    4 years after Superstorm Sandy, coast continues to recover

    NEW YORK (AP) — People have worked hard, and mostly successfully, over the past four years to restore the New York and New Jersey coastline to what it was before Superstorm Sandy crashed ashore, causing widespread devastation. But some areas have not recovered, nor will they ever.

  • This Oct. 13, 2016 photo shows brown tidemarks halfway up the trunks of trees lining the banks of the Doce River, in Paracatu, Brazil.

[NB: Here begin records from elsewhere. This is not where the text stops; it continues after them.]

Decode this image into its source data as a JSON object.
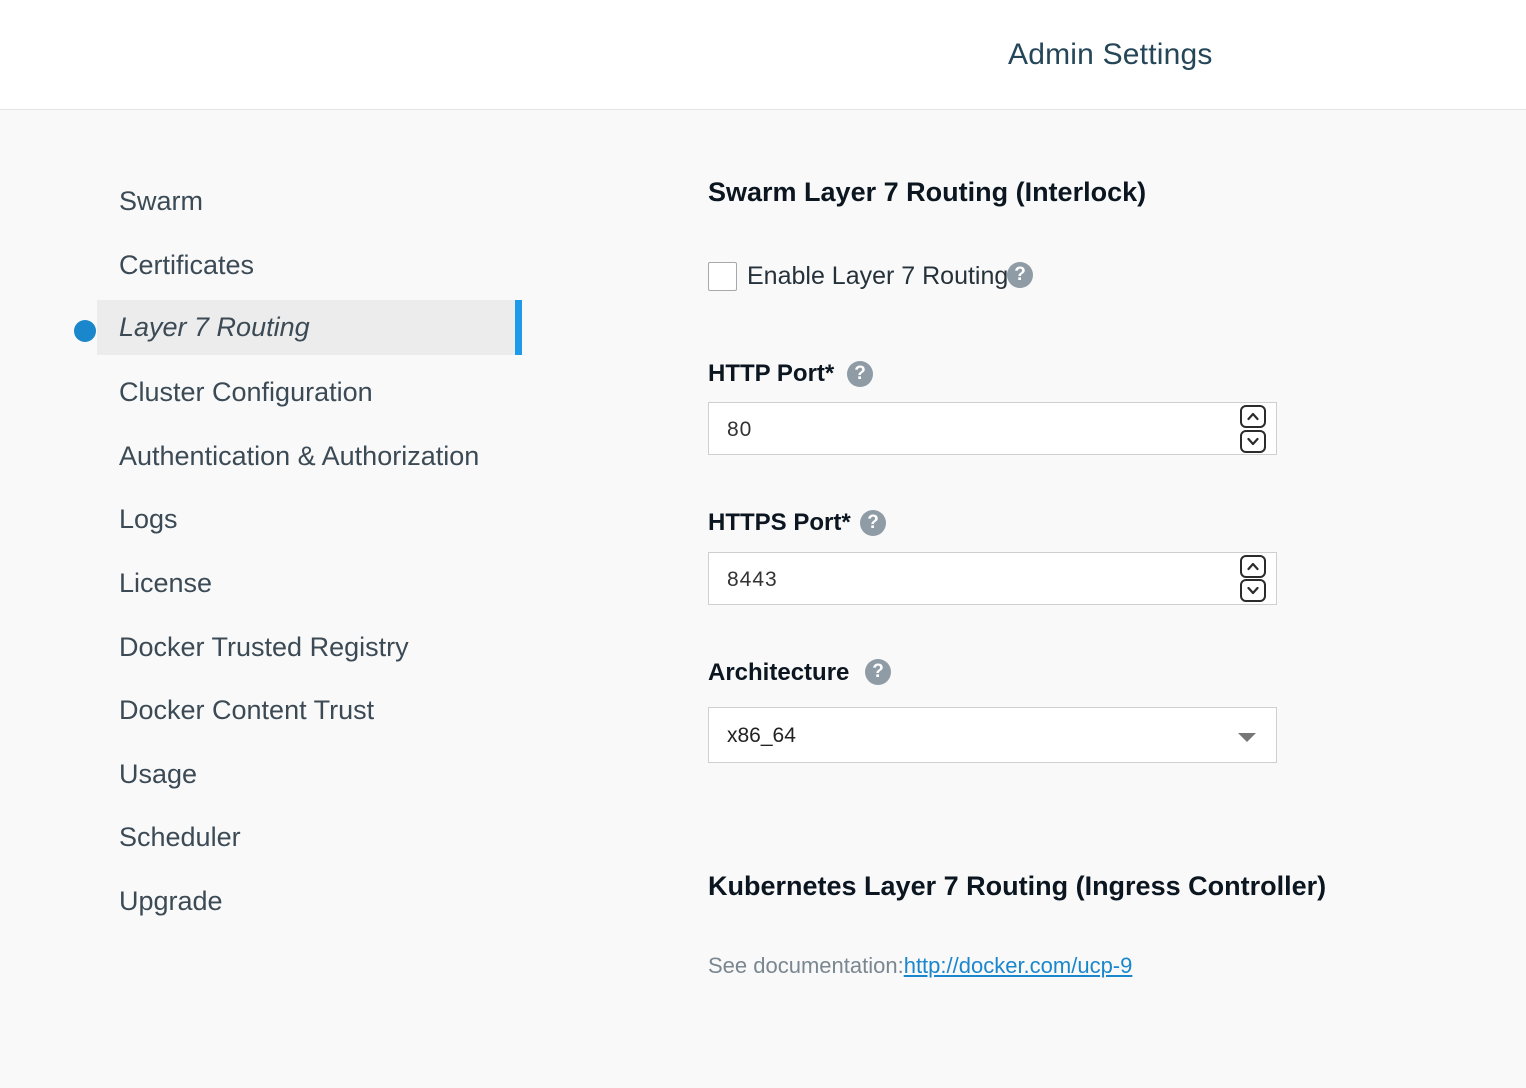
{
  "header": {
    "title": "Admin Settings"
  },
  "sidebar": {
    "items": [
      {
        "label": "Swarm"
      },
      {
        "label": "Certificates"
      },
      {
        "label": "Layer 7 Routing",
        "active": true
      },
      {
        "label": "Cluster Configuration"
      },
      {
        "label": "Authentication & Authorization"
      },
      {
        "label": "Logs"
      },
      {
        "label": "License"
      },
      {
        "label": "Docker Trusted Registry"
      },
      {
        "label": "Docker Content Trust"
      },
      {
        "label": "Usage"
      },
      {
        "label": "Scheduler"
      },
      {
        "label": "Upgrade"
      }
    ]
  },
  "main": {
    "swarm_title": "Swarm Layer 7 Routing (Interlock)",
    "enable": {
      "label": "Enable Layer 7 Routing",
      "checked": false
    },
    "http_port": {
      "label": "HTTP Port*",
      "value": "80"
    },
    "https_port": {
      "label": "HTTPS Port*",
      "value": "8443"
    },
    "architecture": {
      "label": "Architecture",
      "value": "x86_64"
    },
    "kube_title": "Kubernetes Layer 7 Routing (Ingress Controller)",
    "doc": {
      "prefix": "See documentation:",
      "link": "http://docker.com/ucp-9"
    },
    "help_glyph": "?"
  },
  "colors": {
    "accent": "#1d9be9",
    "dot": "#1a87cc",
    "title": "#254659"
  }
}
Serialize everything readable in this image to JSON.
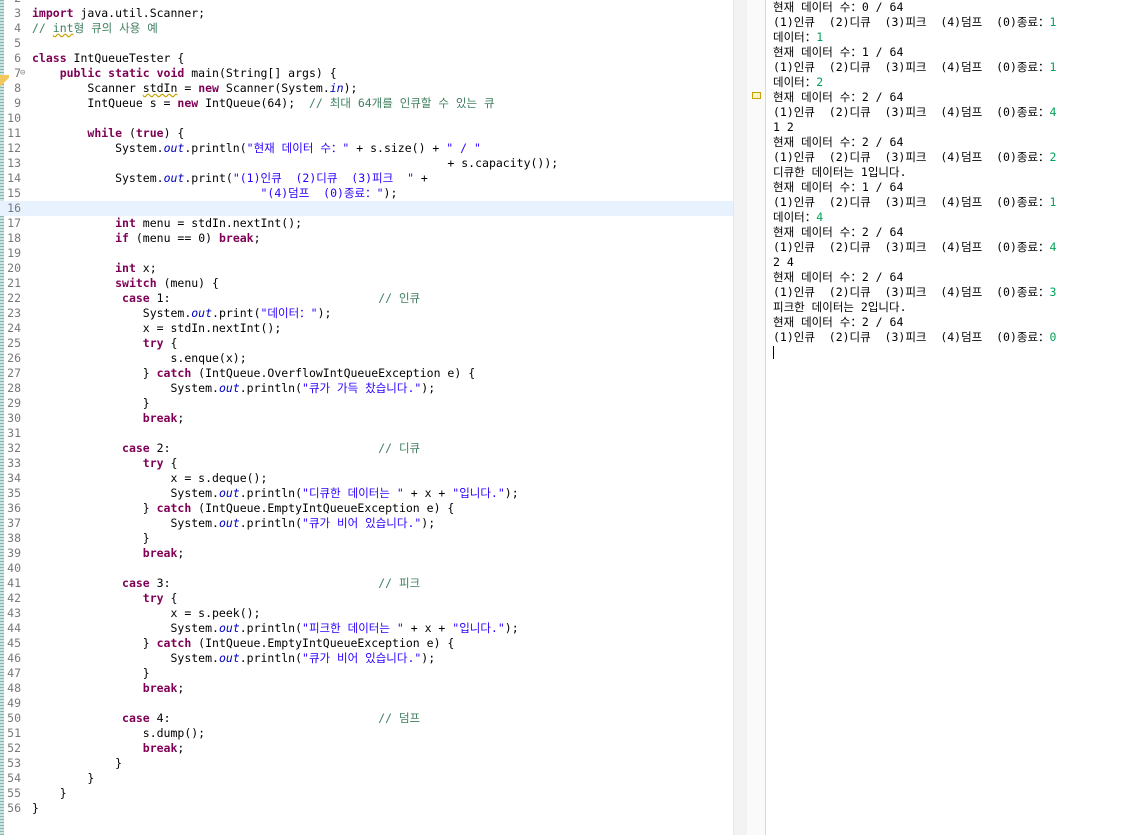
{
  "editor": {
    "lines": [
      {
        "n": "2",
        "t": []
      },
      {
        "n": "3",
        "t": [
          {
            "k": "kw",
            "v": "import"
          },
          {
            "k": "",
            "v": " java.util.Scanner;"
          }
        ]
      },
      {
        "n": "4",
        "t": [
          {
            "k": "cm",
            "v": "// "
          },
          {
            "k": "cm sq",
            "v": "int"
          },
          {
            "k": "cm",
            "v": "형 큐의 사용 예"
          }
        ]
      },
      {
        "n": "5",
        "t": []
      },
      {
        "n": "6",
        "t": [
          {
            "k": "kw",
            "v": "class"
          },
          {
            "k": "",
            "v": " IntQueueTester {"
          }
        ]
      },
      {
        "n": "7",
        "fold": "⊖",
        "t": [
          {
            "k": "",
            "v": "    "
          },
          {
            "k": "kw",
            "v": "public static void"
          },
          {
            "k": "",
            "v": " main(String[] args) {"
          }
        ]
      },
      {
        "n": "8",
        "t": [
          {
            "k": "",
            "v": "        Scanner "
          },
          {
            "k": "sq",
            "v": "stdIn"
          },
          {
            "k": "",
            "v": " = "
          },
          {
            "k": "kw",
            "v": "new"
          },
          {
            "k": "",
            "v": " Scanner(System."
          },
          {
            "k": "fld",
            "v": "in"
          },
          {
            "k": "",
            "v": ");"
          }
        ]
      },
      {
        "n": "9",
        "t": [
          {
            "k": "",
            "v": "        IntQueue s = "
          },
          {
            "k": "kw",
            "v": "new"
          },
          {
            "k": "",
            "v": " IntQueue(64);  "
          },
          {
            "k": "cm",
            "v": "// 최대 64개를 인큐할 수 있는 큐"
          }
        ]
      },
      {
        "n": "10",
        "t": []
      },
      {
        "n": "11",
        "t": [
          {
            "k": "",
            "v": "        "
          },
          {
            "k": "kw",
            "v": "while"
          },
          {
            "k": "",
            "v": " ("
          },
          {
            "k": "kw",
            "v": "true"
          },
          {
            "k": "",
            "v": ") {"
          }
        ]
      },
      {
        "n": "12",
        "t": [
          {
            "k": "",
            "v": "            System."
          },
          {
            "k": "fld",
            "v": "out"
          },
          {
            "k": "",
            "v": ".println("
          },
          {
            "k": "str",
            "v": "\"현재 데이터 수：\""
          },
          {
            "k": "",
            "v": " + s.size() + "
          },
          {
            "k": "str",
            "v": "\" / \""
          }
        ]
      },
      {
        "n": "13",
        "t": [
          {
            "k": "",
            "v": "                                                            + s.capacity());"
          }
        ]
      },
      {
        "n": "14",
        "t": [
          {
            "k": "",
            "v": "            System."
          },
          {
            "k": "fld",
            "v": "out"
          },
          {
            "k": "",
            "v": ".print("
          },
          {
            "k": "str",
            "v": "\"(1)인큐  (2)디큐  (3)피크  \""
          },
          {
            "k": "",
            "v": " +"
          }
        ]
      },
      {
        "n": "15",
        "t": [
          {
            "k": "",
            "v": "                                 "
          },
          {
            "k": "str",
            "v": "\"(4)덤프  (0)종료：\""
          },
          {
            "k": "",
            "v": ");"
          }
        ]
      },
      {
        "n": "16",
        "current": true,
        "t": []
      },
      {
        "n": "17",
        "t": [
          {
            "k": "",
            "v": "            "
          },
          {
            "k": "kw",
            "v": "int"
          },
          {
            "k": "",
            "v": " menu = stdIn.nextInt();"
          }
        ]
      },
      {
        "n": "18",
        "t": [
          {
            "k": "",
            "v": "            "
          },
          {
            "k": "kw",
            "v": "if"
          },
          {
            "k": "",
            "v": " (menu == 0) "
          },
          {
            "k": "kw",
            "v": "break"
          },
          {
            "k": "",
            "v": ";"
          }
        ]
      },
      {
        "n": "19",
        "t": []
      },
      {
        "n": "20",
        "t": [
          {
            "k": "",
            "v": "            "
          },
          {
            "k": "kw",
            "v": "int"
          },
          {
            "k": "",
            "v": " x;"
          }
        ]
      },
      {
        "n": "21",
        "t": [
          {
            "k": "",
            "v": "            "
          },
          {
            "k": "kw",
            "v": "switch"
          },
          {
            "k": "",
            "v": " (menu) {"
          }
        ]
      },
      {
        "n": "22",
        "t": [
          {
            "k": "",
            "v": "             "
          },
          {
            "k": "kw",
            "v": "case"
          },
          {
            "k": "",
            "v": " 1:                              "
          },
          {
            "k": "cm",
            "v": "// 인큐"
          }
        ]
      },
      {
        "n": "23",
        "t": [
          {
            "k": "",
            "v": "                System."
          },
          {
            "k": "fld",
            "v": "out"
          },
          {
            "k": "",
            "v": ".print("
          },
          {
            "k": "str",
            "v": "\"데이터：\""
          },
          {
            "k": "",
            "v": ");"
          }
        ]
      },
      {
        "n": "24",
        "t": [
          {
            "k": "",
            "v": "                x = stdIn.nextInt();"
          }
        ]
      },
      {
        "n": "25",
        "t": [
          {
            "k": "",
            "v": "                "
          },
          {
            "k": "kw",
            "v": "try"
          },
          {
            "k": "",
            "v": " {"
          }
        ]
      },
      {
        "n": "26",
        "t": [
          {
            "k": "",
            "v": "                    s.enque(x);"
          }
        ]
      },
      {
        "n": "27",
        "t": [
          {
            "k": "",
            "v": "                } "
          },
          {
            "k": "kw",
            "v": "catch"
          },
          {
            "k": "",
            "v": " (IntQueue.OverflowIntQueueException e) {"
          }
        ]
      },
      {
        "n": "28",
        "t": [
          {
            "k": "",
            "v": "                    System."
          },
          {
            "k": "fld",
            "v": "out"
          },
          {
            "k": "",
            "v": ".println("
          },
          {
            "k": "str",
            "v": "\"큐가 가득 찼습니다.\""
          },
          {
            "k": "",
            "v": ");"
          }
        ]
      },
      {
        "n": "29",
        "t": [
          {
            "k": "",
            "v": "                }"
          }
        ]
      },
      {
        "n": "30",
        "t": [
          {
            "k": "",
            "v": "                "
          },
          {
            "k": "kw",
            "v": "break"
          },
          {
            "k": "",
            "v": ";"
          }
        ]
      },
      {
        "n": "31",
        "t": []
      },
      {
        "n": "32",
        "t": [
          {
            "k": "",
            "v": "             "
          },
          {
            "k": "kw",
            "v": "case"
          },
          {
            "k": "",
            "v": " 2:                              "
          },
          {
            "k": "cm",
            "v": "// 디큐"
          }
        ]
      },
      {
        "n": "33",
        "t": [
          {
            "k": "",
            "v": "                "
          },
          {
            "k": "kw",
            "v": "try"
          },
          {
            "k": "",
            "v": " {"
          }
        ]
      },
      {
        "n": "34",
        "t": [
          {
            "k": "",
            "v": "                    x = s.deque();"
          }
        ]
      },
      {
        "n": "35",
        "t": [
          {
            "k": "",
            "v": "                    System."
          },
          {
            "k": "fld",
            "v": "out"
          },
          {
            "k": "",
            "v": ".println("
          },
          {
            "k": "str",
            "v": "\"디큐한 데이터는 \""
          },
          {
            "k": "",
            "v": " + x + "
          },
          {
            "k": "str",
            "v": "\"입니다.\""
          },
          {
            "k": "",
            "v": ");"
          }
        ]
      },
      {
        "n": "36",
        "t": [
          {
            "k": "",
            "v": "                } "
          },
          {
            "k": "kw",
            "v": "catch"
          },
          {
            "k": "",
            "v": " (IntQueue.EmptyIntQueueException e) {"
          }
        ]
      },
      {
        "n": "37",
        "t": [
          {
            "k": "",
            "v": "                    System."
          },
          {
            "k": "fld",
            "v": "out"
          },
          {
            "k": "",
            "v": ".println("
          },
          {
            "k": "str",
            "v": "\"큐가 비어 있습니다.\""
          },
          {
            "k": "",
            "v": ");"
          }
        ]
      },
      {
        "n": "38",
        "t": [
          {
            "k": "",
            "v": "                }"
          }
        ]
      },
      {
        "n": "39",
        "t": [
          {
            "k": "",
            "v": "                "
          },
          {
            "k": "kw",
            "v": "break"
          },
          {
            "k": "",
            "v": ";"
          }
        ]
      },
      {
        "n": "40",
        "t": []
      },
      {
        "n": "41",
        "t": [
          {
            "k": "",
            "v": "             "
          },
          {
            "k": "kw",
            "v": "case"
          },
          {
            "k": "",
            "v": " 3:                              "
          },
          {
            "k": "cm",
            "v": "// 피크"
          }
        ]
      },
      {
        "n": "42",
        "t": [
          {
            "k": "",
            "v": "                "
          },
          {
            "k": "kw",
            "v": "try"
          },
          {
            "k": "",
            "v": " {"
          }
        ]
      },
      {
        "n": "43",
        "t": [
          {
            "k": "",
            "v": "                    x = s.peek();"
          }
        ]
      },
      {
        "n": "44",
        "t": [
          {
            "k": "",
            "v": "                    System."
          },
          {
            "k": "fld",
            "v": "out"
          },
          {
            "k": "",
            "v": ".println("
          },
          {
            "k": "str",
            "v": "\"피크한 데이터는 \""
          },
          {
            "k": "",
            "v": " + x + "
          },
          {
            "k": "str",
            "v": "\"입니다.\""
          },
          {
            "k": "",
            "v": ");"
          }
        ]
      },
      {
        "n": "45",
        "t": [
          {
            "k": "",
            "v": "                } "
          },
          {
            "k": "kw",
            "v": "catch"
          },
          {
            "k": "",
            "v": " (IntQueue.EmptyIntQueueException e) {"
          }
        ]
      },
      {
        "n": "46",
        "t": [
          {
            "k": "",
            "v": "                    System."
          },
          {
            "k": "fld",
            "v": "out"
          },
          {
            "k": "",
            "v": ".println("
          },
          {
            "k": "str",
            "v": "\"큐가 비어 있습니다.\""
          },
          {
            "k": "",
            "v": ");"
          }
        ]
      },
      {
        "n": "47",
        "t": [
          {
            "k": "",
            "v": "                }"
          }
        ]
      },
      {
        "n": "48",
        "t": [
          {
            "k": "",
            "v": "                "
          },
          {
            "k": "kw",
            "v": "break"
          },
          {
            "k": "",
            "v": ";"
          }
        ]
      },
      {
        "n": "49",
        "t": []
      },
      {
        "n": "50",
        "t": [
          {
            "k": "",
            "v": "             "
          },
          {
            "k": "kw",
            "v": "case"
          },
          {
            "k": "",
            "v": " 4:                              "
          },
          {
            "k": "cm",
            "v": "// 덤프"
          }
        ]
      },
      {
        "n": "51",
        "t": [
          {
            "k": "",
            "v": "                s.dump();"
          }
        ]
      },
      {
        "n": "52",
        "t": [
          {
            "k": "",
            "v": "                "
          },
          {
            "k": "kw",
            "v": "break"
          },
          {
            "k": "",
            "v": ";"
          }
        ]
      },
      {
        "n": "53",
        "t": [
          {
            "k": "",
            "v": "            }"
          }
        ]
      },
      {
        "n": "54",
        "t": [
          {
            "k": "",
            "v": "        }"
          }
        ]
      },
      {
        "n": "55",
        "t": [
          {
            "k": "",
            "v": "    }"
          }
        ]
      },
      {
        "n": "56",
        "t": [
          {
            "k": "",
            "v": "}"
          }
        ]
      }
    ]
  },
  "console": {
    "lines": [
      {
        "text": "현재 데이터 수：0 / 64"
      },
      {
        "text": "(1)인큐  (2)디큐  (3)피크  (4)덤프  (0)종료：",
        "input": "1"
      },
      {
        "text": "데이터：",
        "input": "1"
      },
      {
        "text": "현재 데이터 수：1 / 64"
      },
      {
        "text": "(1)인큐  (2)디큐  (3)피크  (4)덤프  (0)종료：",
        "input": "1"
      },
      {
        "text": "데이터：",
        "input": "2"
      },
      {
        "text": "현재 데이터 수：2 / 64"
      },
      {
        "text": "(1)인큐  (2)디큐  (3)피크  (4)덤프  (0)종료：",
        "input": "4"
      },
      {
        "text": "1 2"
      },
      {
        "text": "현재 데이터 수：2 / 64"
      },
      {
        "text": "(1)인큐  (2)디큐  (3)피크  (4)덤프  (0)종료：",
        "input": "2"
      },
      {
        "text": "디큐한 데이터는 1입니다."
      },
      {
        "text": "현재 데이터 수：1 / 64"
      },
      {
        "text": "(1)인큐  (2)디큐  (3)피크  (4)덤프  (0)종료：",
        "input": "1"
      },
      {
        "text": "데이터：",
        "input": "4"
      },
      {
        "text": "현재 데이터 수：2 / 64"
      },
      {
        "text": "(1)인큐  (2)디큐  (3)피크  (4)덤프  (0)종료：",
        "input": "4"
      },
      {
        "text": "2 4"
      },
      {
        "text": "현재 데이터 수：2 / 64"
      },
      {
        "text": "(1)인큐  (2)디큐  (3)피크  (4)덤프  (0)종료：",
        "input": "3"
      },
      {
        "text": "피크한 데이터는 2입니다."
      },
      {
        "text": "현재 데이터 수：2 / 64"
      },
      {
        "text": "(1)인큐  (2)디큐  (3)피크  (4)덤프  (0)종료：",
        "input": "0"
      }
    ]
  },
  "colors": {
    "keyword": "#7f0055",
    "string": "#2a00ff",
    "comment": "#3f7f5f",
    "field": "#0000c0",
    "console_input": "#00a35a",
    "current_line": "#e8f2fe"
  }
}
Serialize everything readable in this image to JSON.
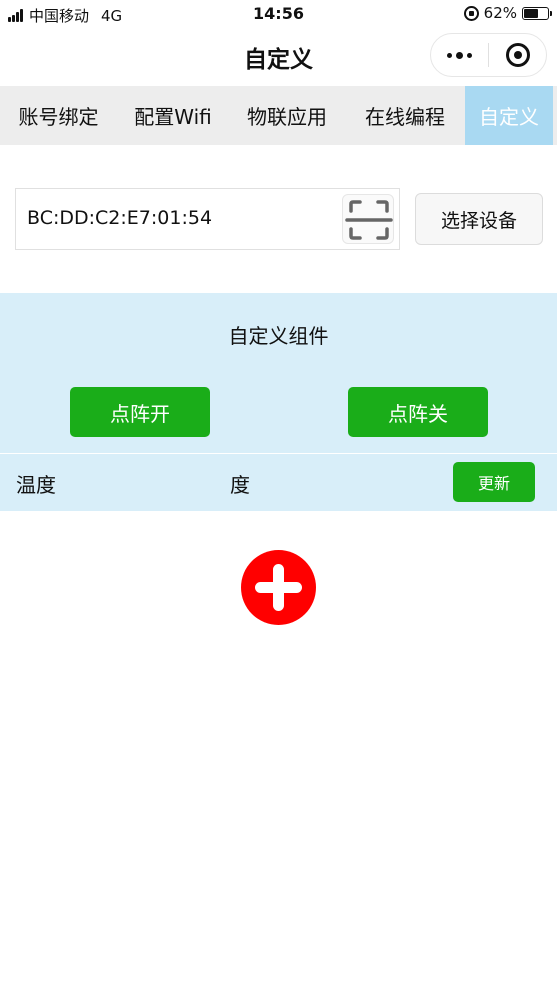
{
  "status_bar": {
    "carrier": "中国移动",
    "network": "4G",
    "time": "14:56",
    "battery": "62%",
    "battery_level": 0.62
  },
  "nav": {
    "title": "自定义"
  },
  "tabs": [
    {
      "label": "账号绑定",
      "active": false
    },
    {
      "label": "配置Wifi",
      "active": false
    },
    {
      "label": "物联应用",
      "active": false
    },
    {
      "label": "在线编程",
      "active": false
    },
    {
      "label": "自定义",
      "active": true
    }
  ],
  "device": {
    "mac_value": "BC:DD:C2:E7:01:54",
    "select_button": "选择设备"
  },
  "custom_panel": {
    "title": "自定义组件",
    "matrix_on_button": "点阵开",
    "matrix_off_button": "点阵关",
    "temperature_label": "温度",
    "temperature_unit": "度",
    "refresh_button": "更新"
  },
  "colors": {
    "accent_green": "#1aad19",
    "panel_blue": "#d8eef9",
    "active_tab": "#a9d9f2",
    "add_red": "#ff0000"
  }
}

It has been almost a year after a dam holding back a giant pond of mine waste broke open, unleashing a tsunami of mud that killed 19 people, buried entire towns and polluted hundreds of miles of rivers, streams and forest land in Brazil's Doce River Valley. (AP Photo/Leo Correa)

    A year on, Brazil valley waits for recovery from mine flood

    BENTO RODRIGUES, Brazil (AP) — Spreading below lush mountains, this valley is rich in mineral wealth, including veins of gold and one of the largest iron ore deposits in the planet, discoveries that turned the area into Brazil’s mining country and the birthplace of one of the world’s top producers of minerals.

  • Survey planned for muskie population in Lake St. Clair

    LANSING, Mich. (AP) — Michigan fishery managers are preparing for the second year of an annual survey to track the muskellunge population in Lake St. Clair.

  • Judge to mull disbanding polygamous towns’ police agency

    PHOENIX (AP) — A court hearing begins Monday to explore the federal government’s bid to disband the shared police department for two polygamous towns in Arizona and Utah that were found by a jury to have discriminated against nonbelievers on the basis of religion.